The crystalline liquidity of the sound from that tape was simply astonishing, and the comparison with the live tapes I made (using what I considered to be topnotch microphones and input-matching devices) was a little discouraging. Here, in other words, was a recorder that was better than most professional-recording input equipment. (Only Sheffield's latest Direct-to-Discs can match the PCM's liquidity, and I'm not sure they can equal its transient capabilities.)

Another accusation aimed at digital is that its signal distortion may be fabulously low at high record levels, but increases drastically as the level goes down. We could find no evidence of this with the PCM-1, although a British publication reported having measured an increase from 0.01% to 0.22% when recording level dropped from Zero to –60dB. As they pointed out, this is far lower than the distortion ever measured from any analog recording, at any record level, and it is unlikely that distortion at 113dB below Zero level would be terribly audible.

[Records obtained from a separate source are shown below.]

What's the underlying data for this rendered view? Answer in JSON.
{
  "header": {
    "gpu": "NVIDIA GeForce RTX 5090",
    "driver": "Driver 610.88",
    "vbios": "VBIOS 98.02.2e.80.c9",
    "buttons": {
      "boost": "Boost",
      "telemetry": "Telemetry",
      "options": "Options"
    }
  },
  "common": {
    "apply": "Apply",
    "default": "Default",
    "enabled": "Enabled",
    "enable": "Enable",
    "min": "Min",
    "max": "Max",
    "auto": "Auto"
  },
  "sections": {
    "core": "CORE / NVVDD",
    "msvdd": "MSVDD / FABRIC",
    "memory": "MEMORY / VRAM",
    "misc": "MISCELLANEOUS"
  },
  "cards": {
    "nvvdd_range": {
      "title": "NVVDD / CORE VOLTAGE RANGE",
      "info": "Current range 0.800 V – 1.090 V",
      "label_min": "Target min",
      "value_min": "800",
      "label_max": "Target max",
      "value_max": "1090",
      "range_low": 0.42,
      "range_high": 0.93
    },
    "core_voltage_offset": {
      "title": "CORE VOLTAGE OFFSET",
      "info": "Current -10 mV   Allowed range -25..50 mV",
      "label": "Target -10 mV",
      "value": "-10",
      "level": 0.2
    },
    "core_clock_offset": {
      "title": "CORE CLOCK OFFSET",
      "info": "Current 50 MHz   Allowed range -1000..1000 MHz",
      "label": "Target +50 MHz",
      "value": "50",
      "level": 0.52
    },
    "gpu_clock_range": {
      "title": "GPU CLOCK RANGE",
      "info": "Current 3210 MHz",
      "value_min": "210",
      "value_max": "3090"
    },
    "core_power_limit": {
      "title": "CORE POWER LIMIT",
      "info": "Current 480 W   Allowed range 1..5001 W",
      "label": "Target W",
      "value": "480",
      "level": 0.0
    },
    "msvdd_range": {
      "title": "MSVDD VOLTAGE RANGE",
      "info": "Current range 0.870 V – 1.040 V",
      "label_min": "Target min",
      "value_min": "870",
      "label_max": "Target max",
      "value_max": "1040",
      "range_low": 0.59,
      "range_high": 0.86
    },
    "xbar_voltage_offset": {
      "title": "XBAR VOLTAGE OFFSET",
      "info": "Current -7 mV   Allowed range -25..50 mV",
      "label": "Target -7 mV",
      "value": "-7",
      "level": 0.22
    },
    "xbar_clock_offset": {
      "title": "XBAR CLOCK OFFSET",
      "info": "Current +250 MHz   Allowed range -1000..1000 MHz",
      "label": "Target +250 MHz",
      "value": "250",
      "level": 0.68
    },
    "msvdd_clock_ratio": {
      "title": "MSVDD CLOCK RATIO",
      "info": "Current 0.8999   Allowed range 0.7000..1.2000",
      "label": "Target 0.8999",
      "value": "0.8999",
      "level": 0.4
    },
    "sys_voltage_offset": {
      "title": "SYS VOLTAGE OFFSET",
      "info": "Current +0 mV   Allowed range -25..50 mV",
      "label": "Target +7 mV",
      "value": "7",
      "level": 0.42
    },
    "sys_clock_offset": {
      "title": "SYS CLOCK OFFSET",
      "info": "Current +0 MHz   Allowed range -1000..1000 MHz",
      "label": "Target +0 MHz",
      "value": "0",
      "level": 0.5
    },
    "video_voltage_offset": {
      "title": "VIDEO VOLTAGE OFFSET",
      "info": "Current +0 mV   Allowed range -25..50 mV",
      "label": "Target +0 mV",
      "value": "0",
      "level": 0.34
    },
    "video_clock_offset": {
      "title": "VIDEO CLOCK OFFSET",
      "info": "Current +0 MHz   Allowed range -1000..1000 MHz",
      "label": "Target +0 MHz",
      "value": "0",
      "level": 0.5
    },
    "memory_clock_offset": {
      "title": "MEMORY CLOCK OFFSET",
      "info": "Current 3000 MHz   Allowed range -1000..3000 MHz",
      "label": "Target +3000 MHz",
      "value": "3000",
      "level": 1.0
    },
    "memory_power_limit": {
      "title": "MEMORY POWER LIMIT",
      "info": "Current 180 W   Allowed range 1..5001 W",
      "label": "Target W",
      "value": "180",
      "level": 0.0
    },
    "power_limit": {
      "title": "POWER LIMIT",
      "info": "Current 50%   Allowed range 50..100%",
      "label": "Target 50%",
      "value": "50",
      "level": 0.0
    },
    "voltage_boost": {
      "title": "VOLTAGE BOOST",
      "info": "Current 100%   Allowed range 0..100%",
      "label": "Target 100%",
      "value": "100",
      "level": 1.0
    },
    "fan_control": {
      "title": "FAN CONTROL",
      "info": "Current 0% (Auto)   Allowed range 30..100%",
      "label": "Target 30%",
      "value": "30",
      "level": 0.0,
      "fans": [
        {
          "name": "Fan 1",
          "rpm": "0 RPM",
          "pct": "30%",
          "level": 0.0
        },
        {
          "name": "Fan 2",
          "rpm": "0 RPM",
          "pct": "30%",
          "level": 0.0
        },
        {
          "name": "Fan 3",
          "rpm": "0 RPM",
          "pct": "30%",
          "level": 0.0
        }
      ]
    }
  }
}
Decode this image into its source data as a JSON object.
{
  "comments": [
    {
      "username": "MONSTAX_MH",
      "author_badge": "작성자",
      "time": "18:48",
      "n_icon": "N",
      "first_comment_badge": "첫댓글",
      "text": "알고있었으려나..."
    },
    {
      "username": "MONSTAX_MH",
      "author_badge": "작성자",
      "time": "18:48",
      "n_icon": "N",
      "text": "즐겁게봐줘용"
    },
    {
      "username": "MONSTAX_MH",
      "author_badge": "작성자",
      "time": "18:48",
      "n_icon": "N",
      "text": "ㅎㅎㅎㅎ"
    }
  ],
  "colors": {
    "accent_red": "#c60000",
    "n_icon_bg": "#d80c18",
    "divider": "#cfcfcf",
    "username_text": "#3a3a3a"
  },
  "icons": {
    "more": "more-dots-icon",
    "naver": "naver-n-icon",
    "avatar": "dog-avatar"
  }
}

Many digital foes have also claimed that digital "chops off hall reverberation." I was prepared to believe that one, because the system does have a "floor," below which no signal can be recorded. But, try as I might, the only way I could find any evidence of that floor was by cheating.

I PCM-taped a selection of wide-dynamic-range audiophile recordings that had lovely hall ambience on them, and direct comparisons with the originals showed no loss whatsoever of any ambience. I taped them again at reduced volume levels, in hopes of dropping their ambience level to the PCM's floor, and failed to hear any difference until I had the loudest parts reading –40 on the record-level meters. Then I could hear, not only ambience loss but loss of the quietest musical information too. And because I ran out of system gain with the volume cranked up full, I had to use headphones with an external amplifier to follow the signal all the way down to inaudibility in order to hear the noise-floor losses happening.

This doesn't seem to make sense. With an available signal-to-noise (floor) ratio of around 85dB (using 14-bit encoding—the PCM-Fl offers a choice of that or 16), and the system playing at peak levels of 100dB, the noise floor and hence the ambience cutoff point should be 15dB above hearing threshold—quite audible. Yet when I played back a live piano recording, miked extremely closely (from inside the piano), at 100dB-peak level, no floor was detectable. I could even hear the rustling of clothing between recorded segments.

So, another ghost laid to rest! I cannot hazard a guess as to why the PCM-Fl does not seem to abide by the accepted rules here, and can only conclude that the figures we have been tossing around when we speak of dynamic range in music must be way off the beam.

Sony Electronics Inc.
16535 Via Esprillo
San Diego, CA 92127

Archimago's picture

Excellent reporting from JGH at a time when vinyl was still the primary audiophile medium!

And he only used mainly 14-bits resolution back in the day.

thethanimal's picture

Did JGH read my comment on the MQA thread? ;-)

tiagoramossdg's picture

between posts. I thought of writing something about it, but did not want to seem paranoid.